AIM OF THE TASK:
Within the listing below, tally the lines where the word "Position" appears, and answer with nothing but the tally.

DATA EXCERPTS:

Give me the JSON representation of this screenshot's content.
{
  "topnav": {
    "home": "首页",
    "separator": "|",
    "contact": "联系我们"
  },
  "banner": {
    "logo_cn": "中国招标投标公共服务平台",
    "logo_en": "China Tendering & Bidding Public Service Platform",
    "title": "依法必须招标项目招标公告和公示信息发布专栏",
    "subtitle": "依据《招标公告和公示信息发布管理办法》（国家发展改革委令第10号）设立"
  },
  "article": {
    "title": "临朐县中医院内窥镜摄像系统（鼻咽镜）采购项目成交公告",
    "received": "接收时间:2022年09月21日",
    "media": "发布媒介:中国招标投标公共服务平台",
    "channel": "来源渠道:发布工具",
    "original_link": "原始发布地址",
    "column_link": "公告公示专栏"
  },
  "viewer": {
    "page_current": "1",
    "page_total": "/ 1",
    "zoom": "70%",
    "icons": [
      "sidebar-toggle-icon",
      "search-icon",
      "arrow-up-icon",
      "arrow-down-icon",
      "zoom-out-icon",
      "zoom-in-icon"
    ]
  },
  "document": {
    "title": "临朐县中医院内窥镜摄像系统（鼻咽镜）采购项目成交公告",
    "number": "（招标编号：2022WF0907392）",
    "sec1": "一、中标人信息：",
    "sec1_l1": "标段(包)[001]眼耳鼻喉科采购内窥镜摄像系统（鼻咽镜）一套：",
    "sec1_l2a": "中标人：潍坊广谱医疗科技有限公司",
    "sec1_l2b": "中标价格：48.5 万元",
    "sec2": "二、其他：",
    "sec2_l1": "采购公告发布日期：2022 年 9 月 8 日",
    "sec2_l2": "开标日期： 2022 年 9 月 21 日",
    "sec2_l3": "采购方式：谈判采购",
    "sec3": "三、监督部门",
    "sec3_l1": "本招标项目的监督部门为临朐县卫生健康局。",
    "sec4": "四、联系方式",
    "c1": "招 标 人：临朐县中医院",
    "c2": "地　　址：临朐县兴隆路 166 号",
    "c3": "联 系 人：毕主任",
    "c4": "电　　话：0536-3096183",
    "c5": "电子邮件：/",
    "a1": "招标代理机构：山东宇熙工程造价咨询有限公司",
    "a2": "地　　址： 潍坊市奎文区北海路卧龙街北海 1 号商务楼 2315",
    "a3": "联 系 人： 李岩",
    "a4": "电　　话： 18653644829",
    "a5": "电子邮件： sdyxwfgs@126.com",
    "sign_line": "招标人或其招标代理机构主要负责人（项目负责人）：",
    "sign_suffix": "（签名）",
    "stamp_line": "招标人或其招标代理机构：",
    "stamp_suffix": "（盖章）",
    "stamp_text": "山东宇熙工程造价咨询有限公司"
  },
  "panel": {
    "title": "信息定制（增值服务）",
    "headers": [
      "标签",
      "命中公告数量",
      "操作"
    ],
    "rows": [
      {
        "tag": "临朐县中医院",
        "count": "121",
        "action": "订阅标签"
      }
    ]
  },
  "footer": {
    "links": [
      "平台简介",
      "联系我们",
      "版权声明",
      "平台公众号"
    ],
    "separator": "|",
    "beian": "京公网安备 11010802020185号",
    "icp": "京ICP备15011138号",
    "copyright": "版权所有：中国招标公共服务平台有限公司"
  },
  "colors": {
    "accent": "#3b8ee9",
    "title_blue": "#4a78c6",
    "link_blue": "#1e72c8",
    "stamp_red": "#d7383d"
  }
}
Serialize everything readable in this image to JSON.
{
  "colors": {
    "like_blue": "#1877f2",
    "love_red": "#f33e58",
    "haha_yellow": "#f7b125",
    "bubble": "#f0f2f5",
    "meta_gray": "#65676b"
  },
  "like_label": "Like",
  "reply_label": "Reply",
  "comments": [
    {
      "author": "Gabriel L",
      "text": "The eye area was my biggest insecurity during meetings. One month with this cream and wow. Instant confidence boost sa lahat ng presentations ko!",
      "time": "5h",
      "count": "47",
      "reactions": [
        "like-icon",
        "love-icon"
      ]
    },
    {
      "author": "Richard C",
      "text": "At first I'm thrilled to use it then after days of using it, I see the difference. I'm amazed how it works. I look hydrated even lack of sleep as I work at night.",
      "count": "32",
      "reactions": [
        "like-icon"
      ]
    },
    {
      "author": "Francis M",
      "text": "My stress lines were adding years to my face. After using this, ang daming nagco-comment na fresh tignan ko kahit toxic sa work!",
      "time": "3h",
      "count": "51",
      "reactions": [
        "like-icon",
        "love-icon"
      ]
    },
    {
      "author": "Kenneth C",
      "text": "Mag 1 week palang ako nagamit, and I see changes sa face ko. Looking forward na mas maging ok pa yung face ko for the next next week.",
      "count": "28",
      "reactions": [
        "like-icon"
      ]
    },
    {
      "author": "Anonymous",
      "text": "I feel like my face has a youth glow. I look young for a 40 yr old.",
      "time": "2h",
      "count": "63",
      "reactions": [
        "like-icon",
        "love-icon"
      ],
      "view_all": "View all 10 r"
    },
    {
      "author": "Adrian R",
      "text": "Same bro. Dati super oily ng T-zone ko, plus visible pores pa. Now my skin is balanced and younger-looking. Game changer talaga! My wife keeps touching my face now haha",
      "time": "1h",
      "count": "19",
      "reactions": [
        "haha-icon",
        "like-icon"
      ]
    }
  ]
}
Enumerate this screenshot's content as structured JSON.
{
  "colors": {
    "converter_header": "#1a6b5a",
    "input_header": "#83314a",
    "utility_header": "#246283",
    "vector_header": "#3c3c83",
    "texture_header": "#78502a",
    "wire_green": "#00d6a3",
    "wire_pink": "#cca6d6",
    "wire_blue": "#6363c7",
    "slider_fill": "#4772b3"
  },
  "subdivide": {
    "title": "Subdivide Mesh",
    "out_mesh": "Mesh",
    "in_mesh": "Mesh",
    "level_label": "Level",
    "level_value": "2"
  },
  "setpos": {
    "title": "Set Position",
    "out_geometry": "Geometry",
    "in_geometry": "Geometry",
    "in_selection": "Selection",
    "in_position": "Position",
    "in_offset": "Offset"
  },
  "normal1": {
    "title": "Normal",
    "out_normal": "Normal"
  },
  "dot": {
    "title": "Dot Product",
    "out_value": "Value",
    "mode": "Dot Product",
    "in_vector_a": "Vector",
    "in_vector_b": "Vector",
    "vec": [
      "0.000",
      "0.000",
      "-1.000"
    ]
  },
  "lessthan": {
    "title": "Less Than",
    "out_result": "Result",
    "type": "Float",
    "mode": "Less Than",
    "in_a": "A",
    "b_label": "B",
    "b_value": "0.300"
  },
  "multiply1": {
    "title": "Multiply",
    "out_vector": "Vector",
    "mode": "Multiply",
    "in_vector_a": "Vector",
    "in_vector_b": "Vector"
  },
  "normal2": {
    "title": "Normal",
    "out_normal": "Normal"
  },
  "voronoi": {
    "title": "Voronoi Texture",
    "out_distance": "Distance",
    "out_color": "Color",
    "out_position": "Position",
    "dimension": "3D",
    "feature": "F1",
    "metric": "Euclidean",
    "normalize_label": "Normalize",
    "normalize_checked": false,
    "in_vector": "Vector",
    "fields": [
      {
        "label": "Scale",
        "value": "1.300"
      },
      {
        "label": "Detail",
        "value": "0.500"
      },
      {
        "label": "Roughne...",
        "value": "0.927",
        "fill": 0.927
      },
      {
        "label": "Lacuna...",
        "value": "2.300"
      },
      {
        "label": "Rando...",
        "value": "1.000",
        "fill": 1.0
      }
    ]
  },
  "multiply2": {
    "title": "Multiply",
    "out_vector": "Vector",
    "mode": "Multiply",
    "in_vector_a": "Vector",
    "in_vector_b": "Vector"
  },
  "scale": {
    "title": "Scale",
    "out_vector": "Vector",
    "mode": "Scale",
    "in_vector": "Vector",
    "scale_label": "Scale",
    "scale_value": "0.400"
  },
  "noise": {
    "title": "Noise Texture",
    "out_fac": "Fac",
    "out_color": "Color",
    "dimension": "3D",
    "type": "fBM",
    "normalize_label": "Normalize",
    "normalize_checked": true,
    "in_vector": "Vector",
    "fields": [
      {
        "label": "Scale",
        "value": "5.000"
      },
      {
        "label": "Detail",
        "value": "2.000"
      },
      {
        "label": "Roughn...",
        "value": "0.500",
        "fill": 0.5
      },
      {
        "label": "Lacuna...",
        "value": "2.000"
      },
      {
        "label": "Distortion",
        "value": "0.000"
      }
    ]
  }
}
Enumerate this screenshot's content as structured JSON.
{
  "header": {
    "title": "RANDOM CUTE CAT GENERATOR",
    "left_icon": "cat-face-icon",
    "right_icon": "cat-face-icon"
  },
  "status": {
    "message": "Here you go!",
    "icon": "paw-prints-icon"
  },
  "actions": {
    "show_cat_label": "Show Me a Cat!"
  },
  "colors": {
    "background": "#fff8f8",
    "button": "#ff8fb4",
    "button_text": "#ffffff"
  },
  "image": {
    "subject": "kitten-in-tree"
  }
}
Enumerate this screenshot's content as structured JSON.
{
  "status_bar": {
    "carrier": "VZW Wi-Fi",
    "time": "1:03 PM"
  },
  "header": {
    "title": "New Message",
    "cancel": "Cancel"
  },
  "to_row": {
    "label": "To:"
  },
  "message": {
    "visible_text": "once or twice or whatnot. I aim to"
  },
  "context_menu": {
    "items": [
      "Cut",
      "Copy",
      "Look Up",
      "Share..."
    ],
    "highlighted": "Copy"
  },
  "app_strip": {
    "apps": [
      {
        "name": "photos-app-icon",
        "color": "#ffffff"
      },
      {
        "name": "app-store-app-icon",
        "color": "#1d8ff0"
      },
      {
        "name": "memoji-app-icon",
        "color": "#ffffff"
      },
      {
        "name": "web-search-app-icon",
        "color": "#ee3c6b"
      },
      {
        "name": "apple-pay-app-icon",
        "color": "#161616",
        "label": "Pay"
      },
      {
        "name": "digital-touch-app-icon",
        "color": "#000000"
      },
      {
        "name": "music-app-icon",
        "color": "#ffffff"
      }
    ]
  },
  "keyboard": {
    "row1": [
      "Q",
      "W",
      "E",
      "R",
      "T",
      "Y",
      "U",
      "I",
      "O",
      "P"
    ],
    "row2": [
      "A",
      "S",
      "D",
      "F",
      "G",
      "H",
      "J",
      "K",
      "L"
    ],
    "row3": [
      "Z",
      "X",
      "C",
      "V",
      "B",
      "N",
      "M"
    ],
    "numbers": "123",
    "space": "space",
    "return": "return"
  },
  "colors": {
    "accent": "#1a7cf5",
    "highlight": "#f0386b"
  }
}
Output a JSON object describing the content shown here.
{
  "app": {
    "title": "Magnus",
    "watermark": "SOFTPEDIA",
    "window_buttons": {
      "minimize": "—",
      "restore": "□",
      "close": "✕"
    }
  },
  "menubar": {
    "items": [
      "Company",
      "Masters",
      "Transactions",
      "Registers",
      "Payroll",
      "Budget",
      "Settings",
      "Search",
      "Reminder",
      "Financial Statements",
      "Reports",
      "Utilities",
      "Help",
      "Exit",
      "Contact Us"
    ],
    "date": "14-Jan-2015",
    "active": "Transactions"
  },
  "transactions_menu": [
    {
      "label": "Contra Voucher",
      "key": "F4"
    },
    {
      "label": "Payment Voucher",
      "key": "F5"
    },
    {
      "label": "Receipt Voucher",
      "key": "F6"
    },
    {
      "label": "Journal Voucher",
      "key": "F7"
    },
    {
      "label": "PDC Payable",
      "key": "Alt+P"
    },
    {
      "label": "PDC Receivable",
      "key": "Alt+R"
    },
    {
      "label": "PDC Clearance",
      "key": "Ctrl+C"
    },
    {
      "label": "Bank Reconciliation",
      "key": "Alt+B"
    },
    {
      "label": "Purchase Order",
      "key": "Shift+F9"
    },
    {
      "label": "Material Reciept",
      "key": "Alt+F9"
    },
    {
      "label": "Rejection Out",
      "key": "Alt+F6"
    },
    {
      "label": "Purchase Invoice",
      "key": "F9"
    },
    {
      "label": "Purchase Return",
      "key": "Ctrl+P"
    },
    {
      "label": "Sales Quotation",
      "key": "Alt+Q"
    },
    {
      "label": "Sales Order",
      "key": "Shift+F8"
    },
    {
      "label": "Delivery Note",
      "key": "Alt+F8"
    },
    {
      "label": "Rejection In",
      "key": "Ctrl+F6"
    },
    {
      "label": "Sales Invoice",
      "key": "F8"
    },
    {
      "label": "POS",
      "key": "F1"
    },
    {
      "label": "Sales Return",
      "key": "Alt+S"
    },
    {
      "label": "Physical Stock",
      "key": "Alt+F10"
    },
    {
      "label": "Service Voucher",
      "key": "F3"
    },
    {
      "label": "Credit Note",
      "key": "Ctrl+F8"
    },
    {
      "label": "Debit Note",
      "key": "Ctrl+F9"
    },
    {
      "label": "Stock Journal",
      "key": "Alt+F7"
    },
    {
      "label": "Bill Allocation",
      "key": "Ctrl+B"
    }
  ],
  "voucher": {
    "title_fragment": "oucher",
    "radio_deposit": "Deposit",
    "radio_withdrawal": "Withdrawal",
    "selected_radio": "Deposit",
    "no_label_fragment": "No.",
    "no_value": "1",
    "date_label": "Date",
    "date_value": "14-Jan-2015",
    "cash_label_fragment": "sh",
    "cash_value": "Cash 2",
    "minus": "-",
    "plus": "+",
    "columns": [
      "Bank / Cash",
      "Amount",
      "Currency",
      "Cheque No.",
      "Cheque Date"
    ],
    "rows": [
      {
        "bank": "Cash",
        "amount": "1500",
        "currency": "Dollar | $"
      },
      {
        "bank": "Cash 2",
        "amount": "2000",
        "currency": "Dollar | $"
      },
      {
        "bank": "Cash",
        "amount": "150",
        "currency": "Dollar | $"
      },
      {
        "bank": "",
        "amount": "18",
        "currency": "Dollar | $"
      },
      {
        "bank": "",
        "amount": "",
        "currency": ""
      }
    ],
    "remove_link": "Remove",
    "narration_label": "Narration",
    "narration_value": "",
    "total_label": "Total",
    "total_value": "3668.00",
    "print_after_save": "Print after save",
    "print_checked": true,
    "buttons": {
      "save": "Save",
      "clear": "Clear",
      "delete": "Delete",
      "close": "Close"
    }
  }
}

EXERCISE RESPONSE:
3